A national fraternity with chapters on more than 125 campuses must stand trial over the drinking death of a Wabash College freshman, an Indiana court said in a ruling that may force the organizations to take more responsibility for misconduct at chapter houses.
The Indiana Court of Appeals on May 8 reinstated a lawsuit against Delta Tau Delta by the family of Johnny Dupree Smith. Smith, 18, was found dead on Oct. 5, 2008, his blood alcohol level at five times the limit for legal intoxication. He had passed out during “Pledge Family Drink Night,” according to the complaint in the wrongful-death case.
The ruling is the first by an appellate court in Indiana, where many fraternities are based, that a national fraternity must face a trial for injury or death at a chapter house, Stephen Wagner, a lawyer for Smith’s parents, said.

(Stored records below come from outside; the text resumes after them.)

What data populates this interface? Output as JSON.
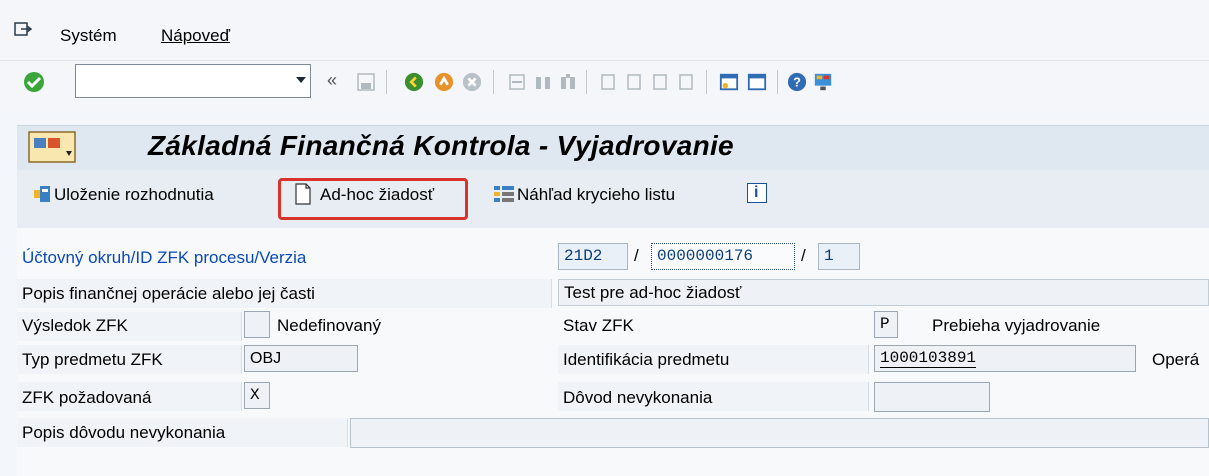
{
  "menu": {
    "system": "Systém",
    "help": "Nápoveď"
  },
  "toolbar": {
    "command_value": "",
    "collapse": "«"
  },
  "title": "Základná Finančná Kontrola - Vyjadrovanie",
  "app_toolbar": {
    "save_decision": "Uloženie rozhodnutia",
    "adhoc_request": "Ad-hoc žiadosť",
    "cover_preview": "Náhľad krycieho listu",
    "info": "i"
  },
  "form": {
    "org": {
      "label": "Účtovný okruh/ID ZFK procesu/Verzia",
      "company_code": "21D2",
      "process_id": "0000000176",
      "version": "1",
      "sep": "/"
    },
    "description": {
      "label": "Popis finančnej operácie alebo jej časti",
      "value": "Test pre ad-hoc žiadosť"
    },
    "result": {
      "label": "Výsledok ZFK",
      "code": "",
      "text": "Nedefinovaný"
    },
    "status": {
      "label": "Stav ZFK",
      "code": "P",
      "text": "Prebieha vyjadrovanie"
    },
    "subject_type": {
      "label": "Typ predmetu ZFK",
      "value": "OBJ"
    },
    "subject_id": {
      "label": "Identifikácia predmetu",
      "value": "1000103891",
      "next_label": "Operá"
    },
    "required": {
      "label": "ZFK požadovaná",
      "value": "X"
    },
    "reason": {
      "label": "Dôvod nevykonania",
      "value": ""
    },
    "reason_desc": {
      "label": "Popis dôvodu nevykonania",
      "value": ""
    }
  },
  "colors": {
    "title_bg": "#dfe8f0",
    "highlight": "#d9342b",
    "link_blue": "#0b49b8"
  }
}
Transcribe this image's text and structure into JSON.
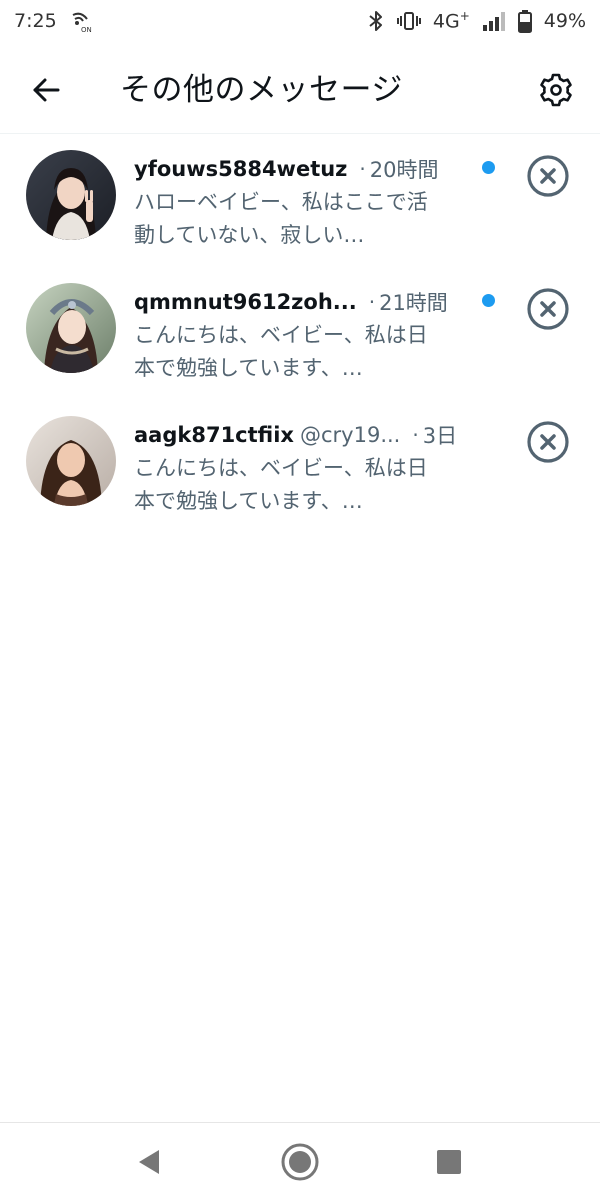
{
  "status_bar": {
    "time": "7:25",
    "network": "4G",
    "battery": "49%",
    "icons": [
      "nfc-on-icon",
      "bluetooth-icon",
      "vibrate-icon",
      "signal-icon",
      "battery-icon"
    ],
    "nfc_label": "ON"
  },
  "header": {
    "title": "その他のメッセージ",
    "back_icon": "back-arrow-icon",
    "settings_icon": "gear-icon"
  },
  "messages": [
    {
      "name": "yfouws5884wetuz",
      "handle": "",
      "time": "20時間",
      "unread": true,
      "preview": "ハローベイビー、私はここで活動していない、寂しい…",
      "avatar_icon": "avatar-photo-1"
    },
    {
      "name": "qmmnut9612zoh...",
      "handle": "",
      "time": "21時間",
      "unread": true,
      "preview": "こんにちは、ベイビー、私は日本で勉強しています、…",
      "avatar_icon": "avatar-photo-2"
    },
    {
      "name": "aagk871ctfiix",
      "handle": "@cry19...",
      "time": "3日",
      "unread": false,
      "preview": "こんにちは、ベイビー、私は日本で勉強しています、…",
      "avatar_icon": "avatar-photo-3"
    }
  ],
  "separator": "·",
  "colors": {
    "accent": "#1d9bf0",
    "text_primary": "#0f1419",
    "text_secondary": "#536471",
    "dismiss_icon": "#536471"
  },
  "nav": {
    "back_icon": "nav-back-icon",
    "home_icon": "nav-home-icon",
    "recents_icon": "nav-recents-icon"
  }
}
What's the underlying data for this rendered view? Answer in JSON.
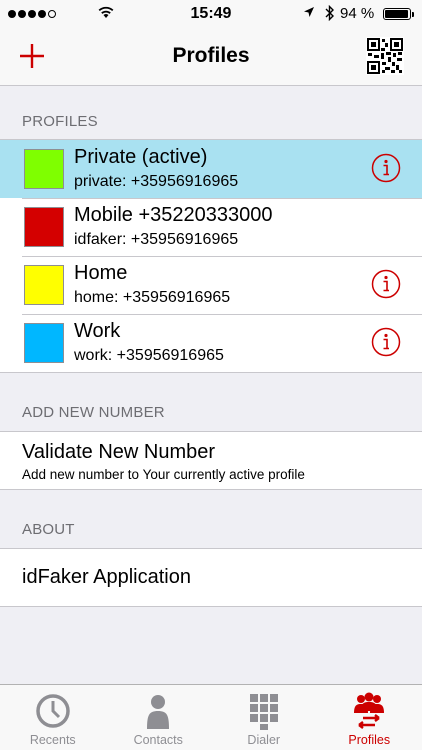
{
  "status_bar": {
    "time": "15:49",
    "battery_text": "94 %",
    "battery_level": 0.94,
    "signal_bars_filled": 4
  },
  "nav": {
    "title": "Profiles",
    "add_icon": "plus-icon",
    "qr_icon": "qr-code-icon",
    "accent_color": "#cc0000"
  },
  "profiles_section": {
    "header": "PROFILES",
    "items": [
      {
        "name": "Private (active)",
        "number": "private: +35956916965",
        "color": "#7fff00",
        "active": true,
        "info": true
      },
      {
        "name": "Mobile +35220333000",
        "number": "idfaker: +35956916965",
        "color": "#d40000",
        "active": false,
        "info": false
      },
      {
        "name": "Home",
        "number": "home: +35956916965",
        "color": "#ffff00",
        "active": false,
        "info": true
      },
      {
        "name": "Work",
        "number": "work: +35956916965",
        "color": "#00b7ff",
        "active": false,
        "info": true
      }
    ]
  },
  "add_section": {
    "header": "ADD NEW NUMBER",
    "title": "Validate New Number",
    "subtitle": "Add new number to Your currently active profile"
  },
  "about_section": {
    "header": "ABOUT",
    "title": "idFaker Application"
  },
  "tabs": [
    {
      "label": "Recents",
      "icon": "clock-icon",
      "selected": false
    },
    {
      "label": "Contacts",
      "icon": "person-icon",
      "selected": false
    },
    {
      "label": "Dialer",
      "icon": "keypad-icon",
      "selected": false
    },
    {
      "label": "Profiles",
      "icon": "profiles-icon",
      "selected": true
    }
  ]
}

Unless reversed on appeal, the decision may compel national fraternities “to re-double their efforts to protect all their members” from injury, said Robert Heidt, who teaches negligence law at Indiana University’s Maurer School of Law in Bloomington. “If every court in the country did this, I bet it would change the structure of fraternities.”
The ruling comes as Greek life rebounds in the U.S., with membership up 29 percent since 2005. Death and injury from fraternity-related hazing, drinking and partying are also climbing. Since 2005, at least 54 students across the U.S. have died and six were paralyzed in incidents connected with such activities, according to a Bloomberg analysis of lawsuits, news accounts and interviews.
Beset by lawsuits claiming negligent supervision, national fraternities have argued in court that they’re not responsible for misconduct at their local affiliates because they don’t actively supervise them. One fraternity lawyer recently told national groups that most state courts won’t hold them liable if they’re “predominantly passive” in their supervision of affiliates’ “daily activities.”
Last week’s ruling, if upheld, may make it harder for national fraternities to take that middle-of-the-road approach, said Donald Gjerdingen, who also teaches torts at Maurer. Instead, national fraternities will have to decide whether to supervise fully or not at all, he said.
“You can imagine the scenario where the fraternity says we’re going to take these things on,” said Gjerdingen. “Or they’ll say, ‘It’s not worth it — we leave it up to the local’” chapters to supervise its members.
The lawsuit also names Wabash College, an all-male institution of 900 students 48 miles northwest of Indianapolis, and the local fraternity chapter. It claims Delta Tau Delta, which is based in Fishers, Indiana, and Crawfordsville, Indiana- based Wabash encouraged hazing and excessive drinking.
According to the complaint, Smith, who was from Tucson, Ariz., attended a chapter party where new initiates were told there would be “an abundance of alcohol.” After drinking beer and vodka, he was unable to walk, could barely talk and fell down a stairwell, according to the complaint.
Left on a mattress in an upstairs bedroom, Smith was placed on his side “so he wouldn’t choke on his vomit,” according to court papers. He was found dead the next morning.
The appeals court detailed how Delta Tau Delta set rules, monitored and punished its local chapter for hazing, drinking and other wrongdoing. The court said jurors at a trial must determine whether the fraternity had assumed a “duty to protect” Smith, and then breached the duty.
“Through its chapter consultants and chapter advisors, Delta Tau Delta remained apprised of the daily activities of their local chapters,” a three-judge panel said. “Not only were chapter advisors required to report conduct violations, they also were responsible to ensure the local chapter complied with any enforcement and corrective mechanisms.”
The appellate court didn’t rule on the merits of the case in reinstating claims, dismissed by a lower court last year, against Delta Tau Delta.
Kevin Schiferl, Delta Tau Delta’s lawyer, said in an interview that he hasn’t decided whether to appeal the decision to the state Supreme Court. The national fraternity “had no involvement in this incident,” he said.
Since 2005, three student deaths have been associated with local affiliates of Delta Tau Delta, which was founded 150 years ago. The fraternity and a related charitable foundation had revenue of $5.5 million in 2011. A fraternity spokesman didn’t immediately return a call for comment on the ruling.
Jim Amidon, a spokesman for Wabash, declined to comment.
The ruling is controlling only in Indiana. Plaintiffs injured in other states may try to sue in Indiana if a fraternity is based there, Heidt said.
Heidt, who was critical of the ruling, said it may drive national fraternities to abandon oversight of their chapters.
“In a way, the message sent by this is that national organizations should make no effort at enforcing their guidelines,” he said.
Separately the Indiana Supreme Court is reviewing a case in which a national fraternity was found not responsible for what a student said was hazing at another local chapter at Wabash. Gjerdingen said he expected the state Supreme Court to review the Smith case if Delta Tau Delta asks it to do so.